- "Airlines Post Best December On-time Record, Lowest December Cancellation Rate in 17 Years." U.S. Department of Transportation, Bureau of Transportation Statistics. Feb. 24, 2012. http://www.bts.gov/press_releases/2012/dot024_12/pdf/dot024_12.pdf
- Collis, Roger. "Getting Compensation for Lost Luggage." The New York Times. February 25, 2007. http://travel.nytimes.com/2007/02/25/travel/25qna.1.html

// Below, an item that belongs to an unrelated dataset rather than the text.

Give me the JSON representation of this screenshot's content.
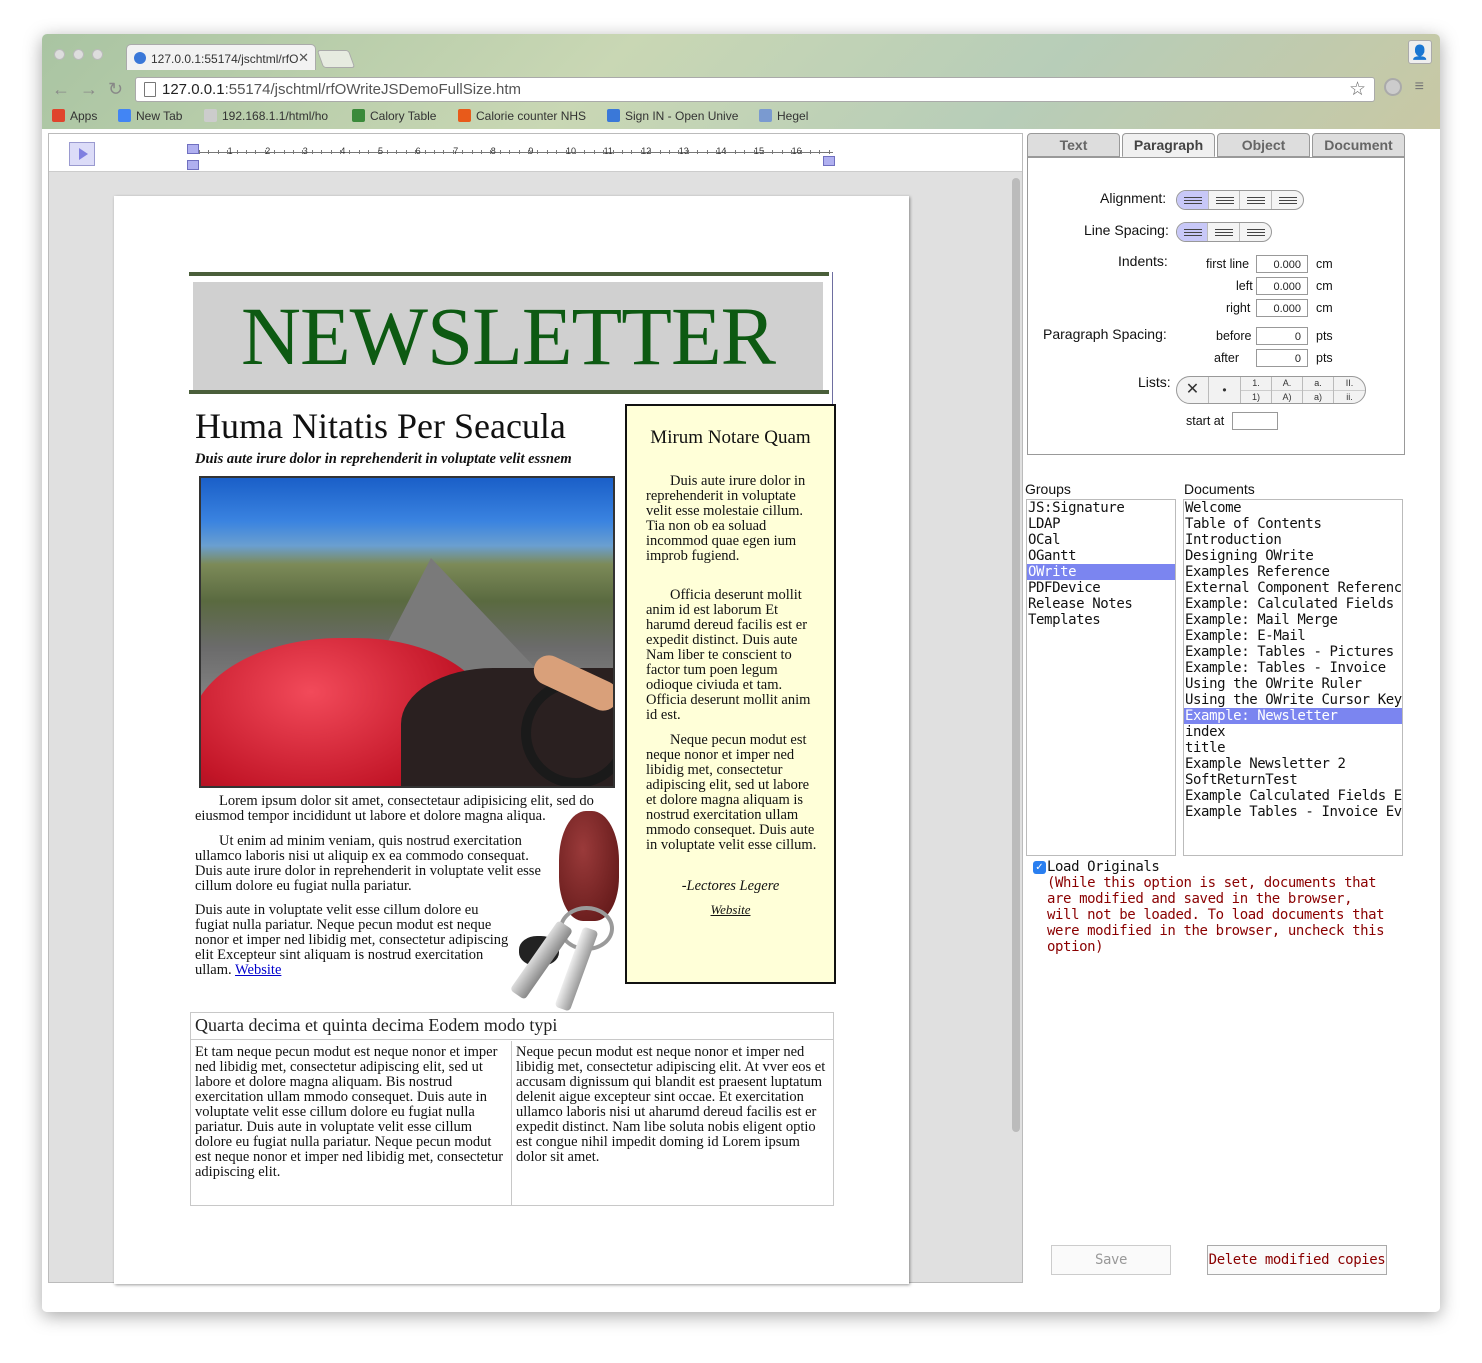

- "Fly-Rights: A Consumer Guide to Air Travel." U.S. Department of Transportation. http://airconsumer.ost.dot.gov/publications/flyrights.htm#baggage
- Garfinkel, Perry. "Lost. And, Often Found." The New York Times. May 24, 2005. http://travel.nytimes.com/2005/05/24/business/24lost.html?ex=1190174400&en=ad190d164fb14c3d&ei=5070
- McDonnell, Sharon. "Lost Luggage is Rare, but the Trauma can be Acute." The New York Times. June 8, 2004. http://proquest.umi.com/pqdweb?index=0&sid=1&srchmode=1&vinst=PROD&fmt=3&startpage=-1&clientid=30451&vname=PQD&RQT=309&did=648328761&scaling=FULL&ts=1190062752&vtype=PQD&rqt=309&TS=1190062758&clientId=30451&cc=1&TS=1190062758
- Rubin, Richard. "The Land of Lost Luggage." Atlantic Monthly. June 2002. http://www.theatlantic.com/doc/200206/rubin
- "Strange World of Lost Luggage." CNN. November 29, 2005. http://www.cnn.com/2005/TRAVEL/11/22/lost.luggage/index.html
- The Unclaimed Baggage Center. http://www.unclaimedbaggage.com/index.html